Segment Open

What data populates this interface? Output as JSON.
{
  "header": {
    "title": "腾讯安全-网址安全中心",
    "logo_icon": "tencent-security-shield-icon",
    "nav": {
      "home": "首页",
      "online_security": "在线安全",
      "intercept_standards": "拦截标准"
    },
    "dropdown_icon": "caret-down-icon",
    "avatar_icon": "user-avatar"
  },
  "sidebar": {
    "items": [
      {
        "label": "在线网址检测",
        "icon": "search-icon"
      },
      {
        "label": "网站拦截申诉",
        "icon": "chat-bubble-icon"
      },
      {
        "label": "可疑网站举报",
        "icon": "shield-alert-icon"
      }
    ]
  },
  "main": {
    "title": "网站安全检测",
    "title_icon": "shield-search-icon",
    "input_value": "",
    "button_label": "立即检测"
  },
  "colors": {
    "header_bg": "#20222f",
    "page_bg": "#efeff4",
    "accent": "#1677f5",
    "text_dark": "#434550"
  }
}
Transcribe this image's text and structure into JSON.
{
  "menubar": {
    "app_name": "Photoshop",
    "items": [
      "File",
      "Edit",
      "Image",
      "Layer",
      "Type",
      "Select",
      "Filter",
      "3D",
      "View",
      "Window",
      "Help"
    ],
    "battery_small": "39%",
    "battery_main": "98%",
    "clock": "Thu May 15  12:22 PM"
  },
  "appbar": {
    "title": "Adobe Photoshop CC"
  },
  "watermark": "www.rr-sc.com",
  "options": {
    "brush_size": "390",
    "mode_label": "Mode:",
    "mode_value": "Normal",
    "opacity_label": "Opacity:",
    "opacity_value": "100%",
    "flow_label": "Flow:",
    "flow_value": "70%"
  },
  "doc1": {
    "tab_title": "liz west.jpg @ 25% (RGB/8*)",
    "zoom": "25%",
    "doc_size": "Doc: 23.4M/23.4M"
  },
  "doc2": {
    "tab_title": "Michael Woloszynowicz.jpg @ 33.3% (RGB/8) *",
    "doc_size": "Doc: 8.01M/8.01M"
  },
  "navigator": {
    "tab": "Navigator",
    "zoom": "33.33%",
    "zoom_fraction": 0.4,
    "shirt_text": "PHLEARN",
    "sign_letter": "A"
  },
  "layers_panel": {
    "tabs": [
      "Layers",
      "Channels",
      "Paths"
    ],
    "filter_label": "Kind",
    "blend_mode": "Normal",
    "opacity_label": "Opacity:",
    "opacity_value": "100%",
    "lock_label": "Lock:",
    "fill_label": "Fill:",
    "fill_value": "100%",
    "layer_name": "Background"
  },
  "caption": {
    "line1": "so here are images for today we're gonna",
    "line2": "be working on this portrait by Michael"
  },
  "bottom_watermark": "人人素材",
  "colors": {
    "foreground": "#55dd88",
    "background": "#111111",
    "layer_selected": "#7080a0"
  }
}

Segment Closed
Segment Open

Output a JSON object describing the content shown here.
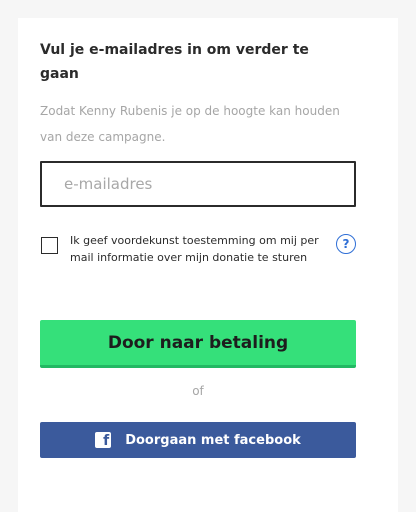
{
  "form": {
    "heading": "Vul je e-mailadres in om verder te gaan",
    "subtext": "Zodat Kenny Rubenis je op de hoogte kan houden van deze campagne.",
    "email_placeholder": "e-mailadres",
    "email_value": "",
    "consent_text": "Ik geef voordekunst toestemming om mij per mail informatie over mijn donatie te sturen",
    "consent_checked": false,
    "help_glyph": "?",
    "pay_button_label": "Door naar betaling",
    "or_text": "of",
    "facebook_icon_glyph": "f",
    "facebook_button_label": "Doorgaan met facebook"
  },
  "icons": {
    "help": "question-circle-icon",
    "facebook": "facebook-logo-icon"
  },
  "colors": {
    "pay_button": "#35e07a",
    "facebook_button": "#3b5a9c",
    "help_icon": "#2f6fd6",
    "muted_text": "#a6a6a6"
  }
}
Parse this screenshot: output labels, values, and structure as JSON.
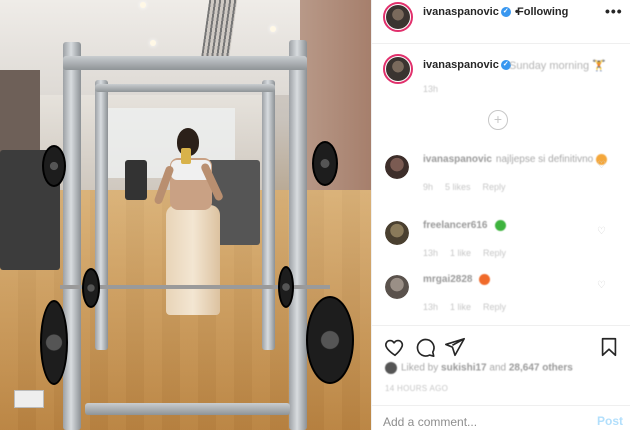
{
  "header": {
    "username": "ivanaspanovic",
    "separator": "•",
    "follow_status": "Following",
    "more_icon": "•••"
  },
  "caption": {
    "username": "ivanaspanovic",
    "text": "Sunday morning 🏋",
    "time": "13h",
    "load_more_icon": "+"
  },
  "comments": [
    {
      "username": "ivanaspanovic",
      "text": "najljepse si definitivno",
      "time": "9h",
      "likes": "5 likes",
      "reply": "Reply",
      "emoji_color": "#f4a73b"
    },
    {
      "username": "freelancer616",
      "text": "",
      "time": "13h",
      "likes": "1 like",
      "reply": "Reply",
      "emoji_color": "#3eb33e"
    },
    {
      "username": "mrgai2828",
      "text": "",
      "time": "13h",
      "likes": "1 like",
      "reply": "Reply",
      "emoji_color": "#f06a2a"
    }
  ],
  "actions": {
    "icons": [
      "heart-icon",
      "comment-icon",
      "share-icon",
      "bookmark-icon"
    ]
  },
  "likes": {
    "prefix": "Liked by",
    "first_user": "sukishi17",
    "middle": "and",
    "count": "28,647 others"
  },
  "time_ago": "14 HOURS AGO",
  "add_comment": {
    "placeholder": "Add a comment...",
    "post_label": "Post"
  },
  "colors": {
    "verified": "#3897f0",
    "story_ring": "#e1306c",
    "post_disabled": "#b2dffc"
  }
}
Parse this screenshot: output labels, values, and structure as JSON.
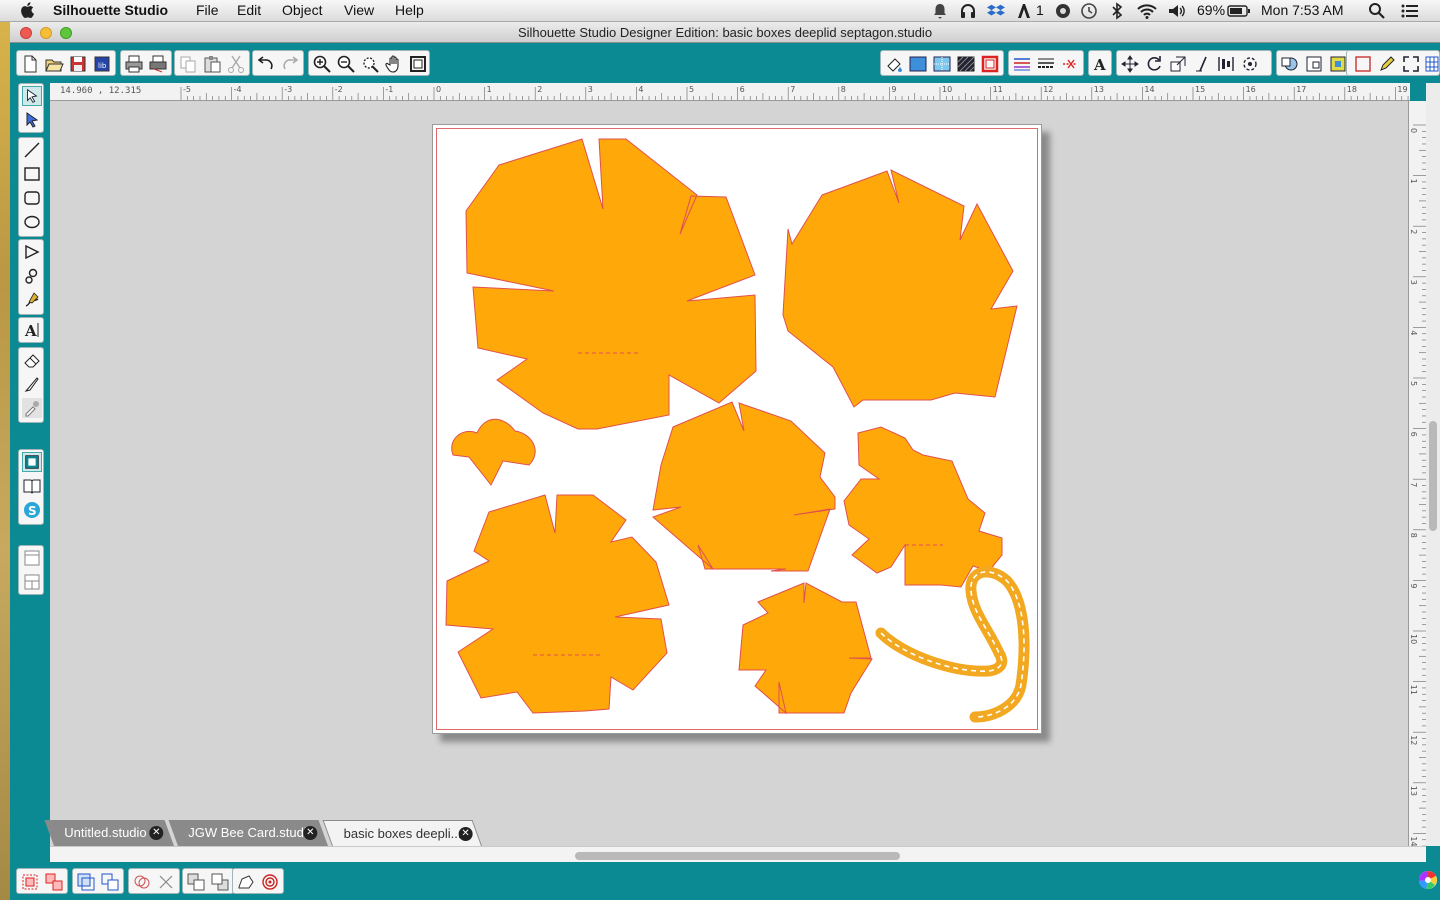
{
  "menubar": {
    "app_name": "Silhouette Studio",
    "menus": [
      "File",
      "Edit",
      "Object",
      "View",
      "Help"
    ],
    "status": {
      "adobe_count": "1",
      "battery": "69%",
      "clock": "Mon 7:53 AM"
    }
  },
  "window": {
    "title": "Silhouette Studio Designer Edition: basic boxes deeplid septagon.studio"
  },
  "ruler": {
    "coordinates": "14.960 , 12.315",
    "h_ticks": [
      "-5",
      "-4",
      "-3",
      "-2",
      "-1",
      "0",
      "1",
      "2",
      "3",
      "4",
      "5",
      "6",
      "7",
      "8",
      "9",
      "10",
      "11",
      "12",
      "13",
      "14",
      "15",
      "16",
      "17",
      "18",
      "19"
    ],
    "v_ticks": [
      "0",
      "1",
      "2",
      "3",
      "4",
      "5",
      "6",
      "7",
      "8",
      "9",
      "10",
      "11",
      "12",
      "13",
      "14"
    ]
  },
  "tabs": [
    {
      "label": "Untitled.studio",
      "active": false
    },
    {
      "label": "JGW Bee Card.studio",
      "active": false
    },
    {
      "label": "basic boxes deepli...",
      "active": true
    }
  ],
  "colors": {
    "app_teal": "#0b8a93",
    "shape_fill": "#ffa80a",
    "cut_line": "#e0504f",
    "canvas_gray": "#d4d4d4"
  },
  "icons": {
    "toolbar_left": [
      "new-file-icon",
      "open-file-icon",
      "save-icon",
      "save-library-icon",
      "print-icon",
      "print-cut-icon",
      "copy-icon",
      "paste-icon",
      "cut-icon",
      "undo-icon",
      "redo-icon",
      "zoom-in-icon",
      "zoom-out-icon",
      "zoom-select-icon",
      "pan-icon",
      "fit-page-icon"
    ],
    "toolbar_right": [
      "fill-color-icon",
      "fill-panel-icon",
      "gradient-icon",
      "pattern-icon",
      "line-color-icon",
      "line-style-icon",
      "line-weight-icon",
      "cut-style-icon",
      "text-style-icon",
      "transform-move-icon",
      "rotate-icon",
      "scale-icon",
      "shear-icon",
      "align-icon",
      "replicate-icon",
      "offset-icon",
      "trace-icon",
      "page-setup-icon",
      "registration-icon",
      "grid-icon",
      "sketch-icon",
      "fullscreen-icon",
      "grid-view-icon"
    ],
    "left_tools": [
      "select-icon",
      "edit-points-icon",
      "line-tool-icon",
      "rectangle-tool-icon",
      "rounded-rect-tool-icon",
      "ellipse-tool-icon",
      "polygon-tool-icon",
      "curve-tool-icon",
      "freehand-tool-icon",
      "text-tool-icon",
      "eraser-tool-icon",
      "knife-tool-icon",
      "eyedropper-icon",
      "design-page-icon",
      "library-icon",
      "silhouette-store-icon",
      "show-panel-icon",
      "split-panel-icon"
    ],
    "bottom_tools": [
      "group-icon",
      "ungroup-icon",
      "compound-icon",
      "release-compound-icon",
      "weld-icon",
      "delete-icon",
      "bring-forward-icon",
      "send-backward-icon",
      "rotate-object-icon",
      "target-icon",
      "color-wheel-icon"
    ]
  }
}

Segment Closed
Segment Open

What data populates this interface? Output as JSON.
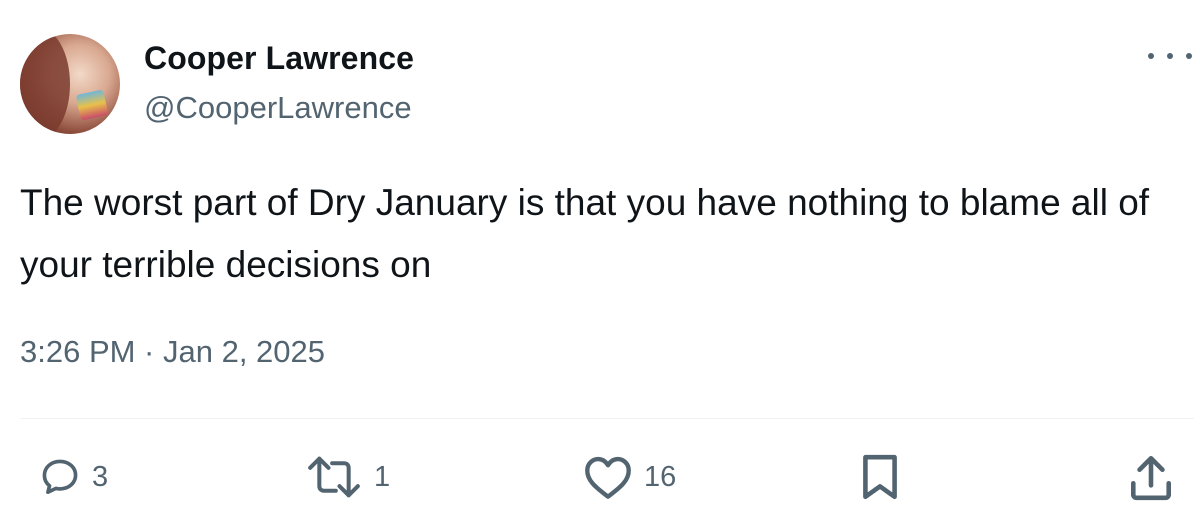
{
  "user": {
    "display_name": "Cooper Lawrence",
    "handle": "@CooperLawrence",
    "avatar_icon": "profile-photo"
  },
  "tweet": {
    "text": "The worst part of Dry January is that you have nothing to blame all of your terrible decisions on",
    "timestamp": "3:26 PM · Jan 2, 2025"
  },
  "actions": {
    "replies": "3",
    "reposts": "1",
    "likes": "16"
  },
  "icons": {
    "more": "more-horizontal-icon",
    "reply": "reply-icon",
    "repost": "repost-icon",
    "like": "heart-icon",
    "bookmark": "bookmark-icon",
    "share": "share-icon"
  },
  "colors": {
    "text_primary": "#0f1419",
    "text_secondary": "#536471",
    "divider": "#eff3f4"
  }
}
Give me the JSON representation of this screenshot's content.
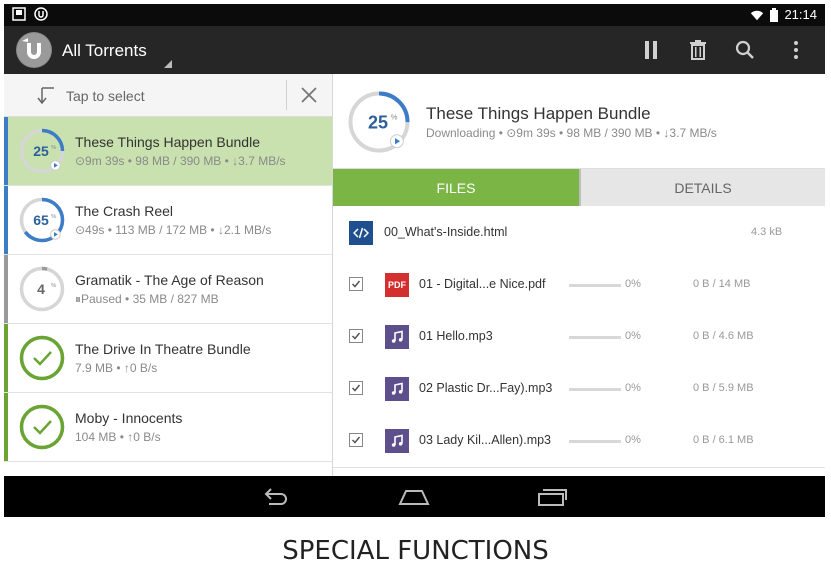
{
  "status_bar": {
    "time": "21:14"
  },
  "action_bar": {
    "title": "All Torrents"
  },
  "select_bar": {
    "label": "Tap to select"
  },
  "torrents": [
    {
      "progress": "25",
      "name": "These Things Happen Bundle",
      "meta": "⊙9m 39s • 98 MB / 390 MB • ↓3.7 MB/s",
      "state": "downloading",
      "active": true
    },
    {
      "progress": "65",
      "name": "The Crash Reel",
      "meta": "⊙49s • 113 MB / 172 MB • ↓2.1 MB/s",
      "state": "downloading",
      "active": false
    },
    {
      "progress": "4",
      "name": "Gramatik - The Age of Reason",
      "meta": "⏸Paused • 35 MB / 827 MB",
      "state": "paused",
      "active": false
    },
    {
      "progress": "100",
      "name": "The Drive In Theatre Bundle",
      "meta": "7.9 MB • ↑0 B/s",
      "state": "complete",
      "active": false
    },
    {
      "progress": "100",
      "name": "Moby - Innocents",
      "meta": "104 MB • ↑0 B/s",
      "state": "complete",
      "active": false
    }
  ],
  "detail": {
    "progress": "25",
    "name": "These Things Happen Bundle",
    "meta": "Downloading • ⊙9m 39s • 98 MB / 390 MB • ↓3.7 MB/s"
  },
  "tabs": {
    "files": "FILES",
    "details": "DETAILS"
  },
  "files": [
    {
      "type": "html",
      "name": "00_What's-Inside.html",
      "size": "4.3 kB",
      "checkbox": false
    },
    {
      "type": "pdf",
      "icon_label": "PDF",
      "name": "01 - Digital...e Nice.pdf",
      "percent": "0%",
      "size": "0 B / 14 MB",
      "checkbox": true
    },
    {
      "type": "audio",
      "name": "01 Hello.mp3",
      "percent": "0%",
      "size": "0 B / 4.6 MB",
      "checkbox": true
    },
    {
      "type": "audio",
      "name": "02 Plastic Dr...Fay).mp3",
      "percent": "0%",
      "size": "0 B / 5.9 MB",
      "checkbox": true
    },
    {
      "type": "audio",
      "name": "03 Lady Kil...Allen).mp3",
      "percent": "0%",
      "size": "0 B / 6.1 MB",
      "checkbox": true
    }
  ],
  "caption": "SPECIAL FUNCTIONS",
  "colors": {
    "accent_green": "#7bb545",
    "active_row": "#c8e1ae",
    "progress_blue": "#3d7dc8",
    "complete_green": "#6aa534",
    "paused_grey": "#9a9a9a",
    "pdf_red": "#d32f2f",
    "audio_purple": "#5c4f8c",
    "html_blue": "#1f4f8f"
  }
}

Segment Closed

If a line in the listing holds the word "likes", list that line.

Result of this task:
      "likes": "5 likes",
      "likes": "1 like",
      "likes": "1 like",
  "likes": {
    "likes": "16"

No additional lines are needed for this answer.